• **Material to process**:
■ ■ ■

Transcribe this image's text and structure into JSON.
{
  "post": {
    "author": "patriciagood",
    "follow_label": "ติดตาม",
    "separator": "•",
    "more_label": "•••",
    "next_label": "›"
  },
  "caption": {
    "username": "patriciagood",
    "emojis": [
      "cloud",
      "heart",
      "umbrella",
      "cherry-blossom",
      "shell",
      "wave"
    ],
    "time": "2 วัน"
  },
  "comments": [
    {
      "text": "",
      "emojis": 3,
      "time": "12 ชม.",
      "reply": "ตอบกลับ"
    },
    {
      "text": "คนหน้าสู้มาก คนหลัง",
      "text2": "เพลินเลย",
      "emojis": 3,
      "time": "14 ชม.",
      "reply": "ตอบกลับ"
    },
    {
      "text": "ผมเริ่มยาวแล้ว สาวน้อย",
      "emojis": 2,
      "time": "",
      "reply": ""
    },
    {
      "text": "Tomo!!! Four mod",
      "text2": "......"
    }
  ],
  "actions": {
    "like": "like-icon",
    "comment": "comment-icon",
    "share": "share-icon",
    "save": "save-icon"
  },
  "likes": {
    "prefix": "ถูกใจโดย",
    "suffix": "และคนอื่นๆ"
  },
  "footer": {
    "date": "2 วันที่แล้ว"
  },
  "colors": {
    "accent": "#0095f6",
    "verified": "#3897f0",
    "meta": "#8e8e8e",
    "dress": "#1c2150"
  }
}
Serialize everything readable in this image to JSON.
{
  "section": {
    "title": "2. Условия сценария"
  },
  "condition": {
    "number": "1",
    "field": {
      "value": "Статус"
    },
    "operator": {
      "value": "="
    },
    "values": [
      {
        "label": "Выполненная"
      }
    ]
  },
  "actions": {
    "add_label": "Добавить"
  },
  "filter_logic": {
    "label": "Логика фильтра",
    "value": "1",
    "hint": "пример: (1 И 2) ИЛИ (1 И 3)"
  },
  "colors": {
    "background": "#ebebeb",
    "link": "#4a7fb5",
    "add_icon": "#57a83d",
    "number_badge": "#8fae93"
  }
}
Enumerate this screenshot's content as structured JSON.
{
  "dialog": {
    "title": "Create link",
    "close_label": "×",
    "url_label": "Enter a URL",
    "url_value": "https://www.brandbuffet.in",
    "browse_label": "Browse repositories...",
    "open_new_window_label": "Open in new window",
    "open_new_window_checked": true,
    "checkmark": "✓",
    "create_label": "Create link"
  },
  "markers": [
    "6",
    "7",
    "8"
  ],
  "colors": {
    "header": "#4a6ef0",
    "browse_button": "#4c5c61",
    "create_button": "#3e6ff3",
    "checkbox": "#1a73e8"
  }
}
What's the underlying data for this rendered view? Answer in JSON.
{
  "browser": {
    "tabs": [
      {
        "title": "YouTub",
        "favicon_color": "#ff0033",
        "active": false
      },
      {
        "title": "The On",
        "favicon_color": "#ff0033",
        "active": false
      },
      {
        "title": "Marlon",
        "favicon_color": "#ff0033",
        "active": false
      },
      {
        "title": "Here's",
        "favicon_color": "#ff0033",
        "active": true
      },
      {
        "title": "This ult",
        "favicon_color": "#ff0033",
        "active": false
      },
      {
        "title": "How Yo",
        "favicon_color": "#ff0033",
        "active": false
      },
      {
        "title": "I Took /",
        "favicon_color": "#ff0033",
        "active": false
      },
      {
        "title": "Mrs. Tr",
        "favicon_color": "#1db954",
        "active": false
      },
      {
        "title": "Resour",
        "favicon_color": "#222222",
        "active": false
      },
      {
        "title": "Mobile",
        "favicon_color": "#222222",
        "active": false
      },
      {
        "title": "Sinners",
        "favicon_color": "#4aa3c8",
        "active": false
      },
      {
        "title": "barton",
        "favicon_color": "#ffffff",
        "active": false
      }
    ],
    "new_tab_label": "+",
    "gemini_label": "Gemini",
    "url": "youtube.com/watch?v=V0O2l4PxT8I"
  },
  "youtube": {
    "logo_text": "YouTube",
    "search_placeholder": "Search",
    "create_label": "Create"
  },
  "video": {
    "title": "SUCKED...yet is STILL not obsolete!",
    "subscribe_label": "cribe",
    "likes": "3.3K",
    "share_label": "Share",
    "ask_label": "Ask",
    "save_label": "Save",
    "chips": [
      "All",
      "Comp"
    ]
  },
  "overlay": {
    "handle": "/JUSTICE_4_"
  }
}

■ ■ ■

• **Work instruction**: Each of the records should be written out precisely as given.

• **Output below**:
Transcribe this image's text and structure into JSON.
{
  "post": {
    "author": "patriciagood",
    "follow_label": "ติดตาม",
    "separator": "•",
    "more_label": "•••",
    "next_label": "›"
  },
  "caption": {
    "username": "patriciagood",
    "emojis": [
      "cloud",
      "heart",
      "umbrella",
      "cherry-blossom",
      "shell",
      "wave"
    ],
    "time": "2 วัน"
  },
  "comments": [
    {
      "text": "",
      "emojis": 3,
      "time": "12 ชม.",
      "reply": "ตอบกลับ"
    },
    {
      "text": "คนหน้าสู้มาก คนหลัง",
      "text2": "เพลินเลย",
      "emojis": 3,
      "time": "14 ชม.",
      "reply": "ตอบกลับ"
    },
    {
      "text": "ผมเริ่มยาวแล้ว สาวน้อย",
      "emojis": 2,
      "time": "",
      "reply": ""
    },
    {
      "text": "Tomo!!! Four mod",
      "text2": "......"
    }
  ],
  "actions": {
    "like": "like-icon",
    "comment": "comment-icon",
    "share": "share-icon",
    "save": "save-icon"
  },
  "likes": {
    "prefix": "ถูกใจโดย",
    "suffix": "และคนอื่นๆ"
  },
  "footer": {
    "date": "2 วันที่แล้ว"
  },
  "colors": {
    "accent": "#0095f6",
    "verified": "#3897f0",
    "meta": "#8e8e8e",
    "dress": "#1c2150"
  }
}
Serialize everything readable in this image to JSON.
{
  "section": {
    "title": "2. Условия сценария"
  },
  "condition": {
    "number": "1",
    "field": {
      "value": "Статус"
    },
    "operator": {
      "value": "="
    },
    "values": [
      {
        "label": "Выполненная"
      }
    ]
  },
  "actions": {
    "add_label": "Добавить"
  },
  "filter_logic": {
    "label": "Логика фильтра",
    "value": "1",
    "hint": "пример: (1 И 2) ИЛИ (1 И 3)"
  },
  "colors": {
    "background": "#ebebeb",
    "link": "#4a7fb5",
    "add_icon": "#57a83d",
    "number_badge": "#8fae93"
  }
}
Enumerate this screenshot's content as structured JSON.
{
  "dialog": {
    "title": "Create link",
    "close_label": "×",
    "url_label": "Enter a URL",
    "url_value": "https://www.brandbuffet.in",
    "browse_label": "Browse repositories...",
    "open_new_window_label": "Open in new window",
    "open_new_window_checked": true,
    "checkmark": "✓",
    "create_label": "Create link"
  },
  "markers": [
    "6",
    "7",
    "8"
  ],
  "colors": {
    "header": "#4a6ef0",
    "browse_button": "#4c5c61",
    "create_button": "#3e6ff3",
    "checkbox": "#1a73e8"
  }
}
What's the underlying data for this rendered view? Answer in JSON.
{
  "browser": {
    "tabs": [
      {
        "title": "YouTub",
        "favicon_color": "#ff0033",
        "active": false
      },
      {
        "title": "The On",
        "favicon_color": "#ff0033",
        "active": false
      },
      {
        "title": "Marlon",
        "favicon_color": "#ff0033",
        "active": false
      },
      {
        "title": "Here's",
        "favicon_color": "#ff0033",
        "active": true
      },
      {
        "title": "This ult",
        "favicon_color": "#ff0033",
        "active": false
      },
      {
        "title": "How Yo",
        "favicon_color": "#ff0033",
        "active": false
      },
      {
        "title": "I Took /",
        "favicon_color": "#ff0033",
        "active": false
      },
      {
        "title": "Mrs. Tr",
        "favicon_color": "#1db954",
        "active": false
      },
      {
        "title": "Resour",
        "favicon_color": "#222222",
        "active": false
      },
      {
        "title": "Mobile",
        "favicon_color": "#222222",
        "active": false
      },
      {
        "title": "Sinners",
        "favicon_color": "#4aa3c8",
        "active": false
      },
      {
        "title": "barton",
        "favicon_color": "#ffffff",
        "active": false
      }
    ],
    "new_tab_label": "+",
    "gemini_label": "Gemini",
    "url": "youtube.com/watch?v=V0O2l4PxT8I"
  },
  "youtube": {
    "logo_text": "YouTube",
    "search_placeholder": "Search",
    "create_label": "Create"
  },
  "video": {
    "title": "SUCKED...yet is STILL not obsolete!",
    "subscribe_label": "cribe",
    "likes": "3.3K",
    "share_label": "Share",
    "ask_label": "Ask",
    "save_label": "Save",
    "chips": [
      "All",
      "Comp"
    ]
  },
  "overlay": {
    "handle": "/JUSTICE_4_"
  }
}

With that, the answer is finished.